I then headed to Noel Park in Haringey, where I met Luke Newcombe, a wildlife gardener and head of GrowN22, an organisation transforming the N22 postcode into a sustainable, green environment. He showed me around his fantastic nature reserve, Westbury Banks, which is within minutes' walking distance from Turnpike Lane Station. The reserve is an oasis for the wildlife of Wood Green, with many species of butterfly such as Red Admiral, Comma, Ringlet, Gatekeeper and Brimstone, and I also saw my first Jersey Tiger Moth there too! Luke told me about the many challenges he faces in the nature reserve, which has inspired me to become more resilient and resourceful in my own garden, and was fascinated by how the reserve gets children involved with practical work as well. He showed me many aspects of the reserve, including a tree avenue, fox runs, bug motels and a wildlife pond, which is flourishing. I look forward to help design and build the reserve's bird hide with Luke and the reserve's volunteers in the near future, and I can't wait to visit again soon!

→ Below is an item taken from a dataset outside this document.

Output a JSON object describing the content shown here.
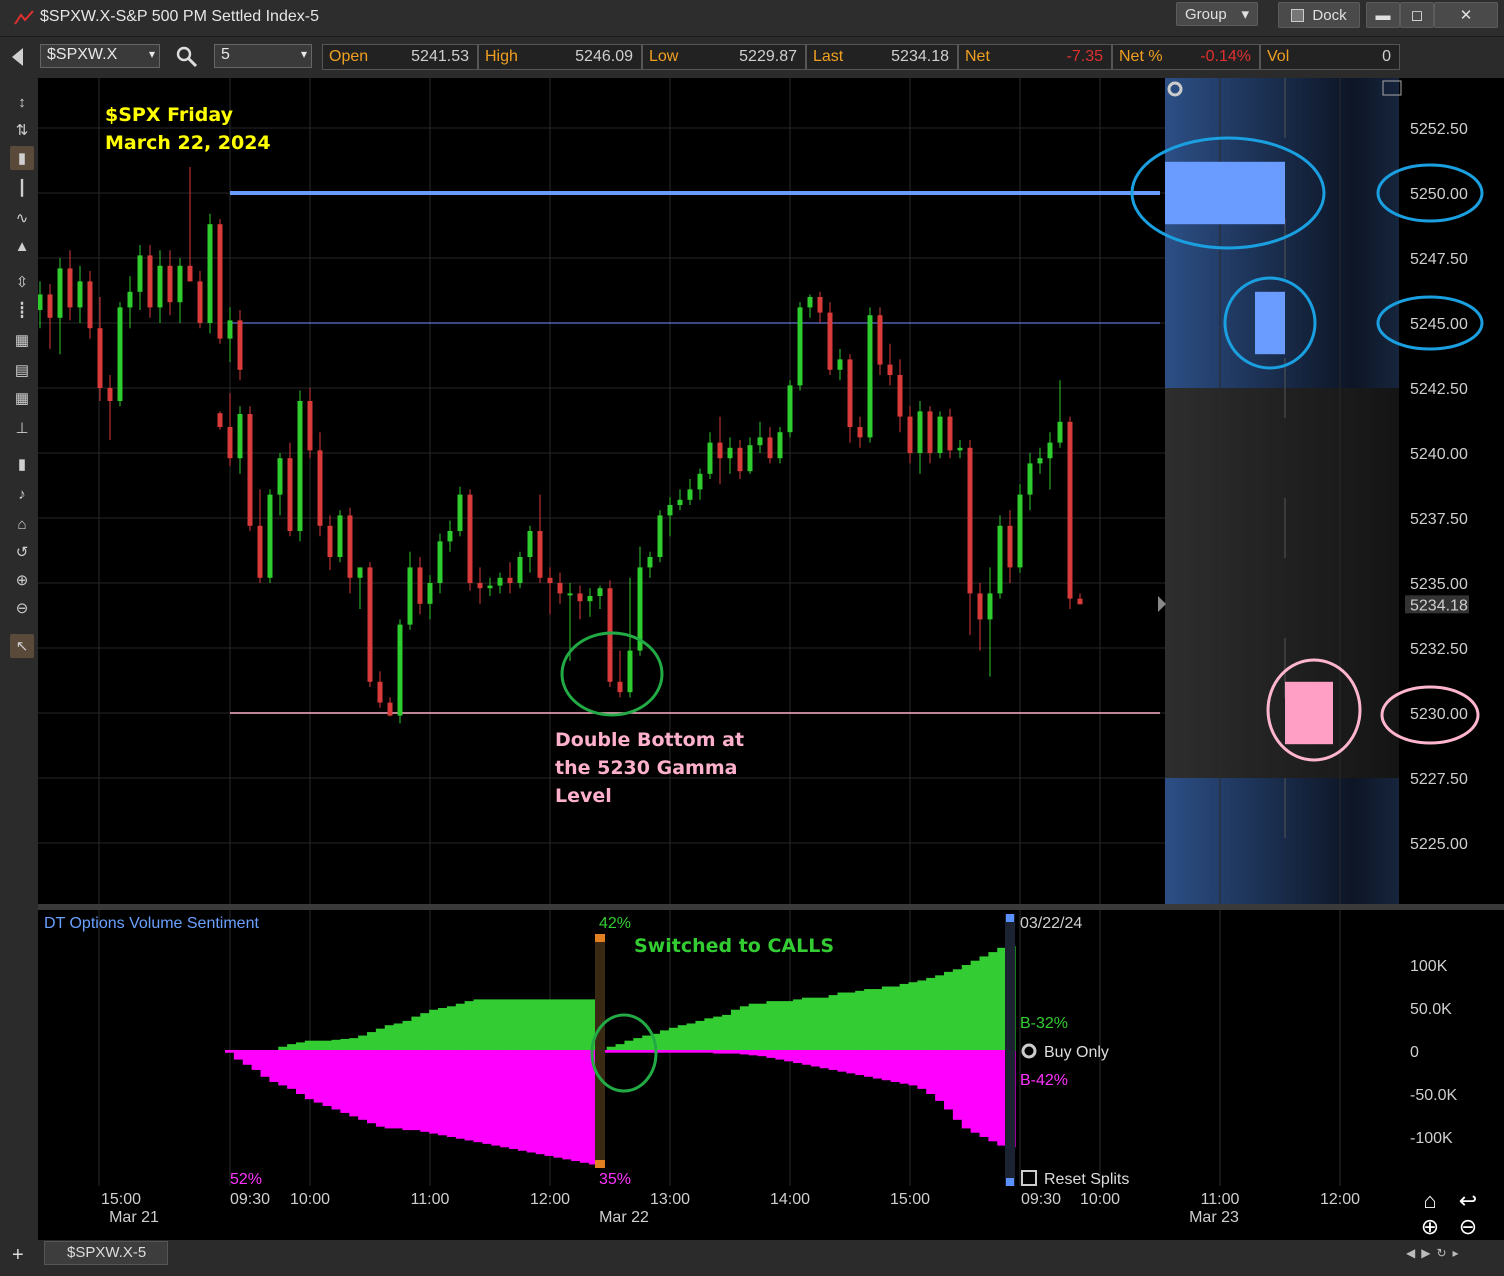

Jersey Tiger Moth
The wildlife pond
Cotton growing near the tree avenue
26th July 2019
On Friday I decided to visit a local site in Hillingdon, called Gutteridge Wood. Managed by the London Wildlife Trust and within the Yeading Woods Local Nature Reserve, the woods provide a habitat for Squirrels and Roe Deer, and the Yeading Brook, a tributary of the River Crane (which flows out into the Thames at Twickenham) is home to Frogs. Families of Squirrels can be seen playfighting, and virtually dominate the treetops. Unfortunately, the Yeading Brook had dried up in places, which was a very worrying sign. However, butterflies thrived in the adjacent meadows. In the coming months I hope to visit this reserve again, a hidden gem right on my doorstep!
The Yeading Brook
A part of the brook which is close to drying up
The Squirrels are everywhere!
27th July 2019
To end this spectacular week, I visited a more unusual designated site, a Site of Importance for Nature Conservation (SINC) directly opposite Wimbledon Common. Wat Buddhapadipa, or the Thai Temple, is a magnificent Buddhist temple in Wimbledon, and is not the first place people think of when watching wildlife in London. the temple grounds are filled with the song of Blackcaps, Chiffchaffs, Treecreepers, Robins, Blue Tits, Goldfinches and many other species. There is a small woodland, with Barn Owls, Magpies and Squirrels, and a tranquil lake, where Mallards, Moorhens and even Herons can be found!
The Buddhapadipa Temple
A Heron standing still on the lake's waterwheel
The Temple's Wildlife Protection Area
A foraging Squirrel
The Temple's woodland
The visit to the Temple provided a superb ending for a historic week, and in the weeks, months and years that follow, everyone in London and beyond should be encouraged to make life on the capital greener, healthier and wilder for all.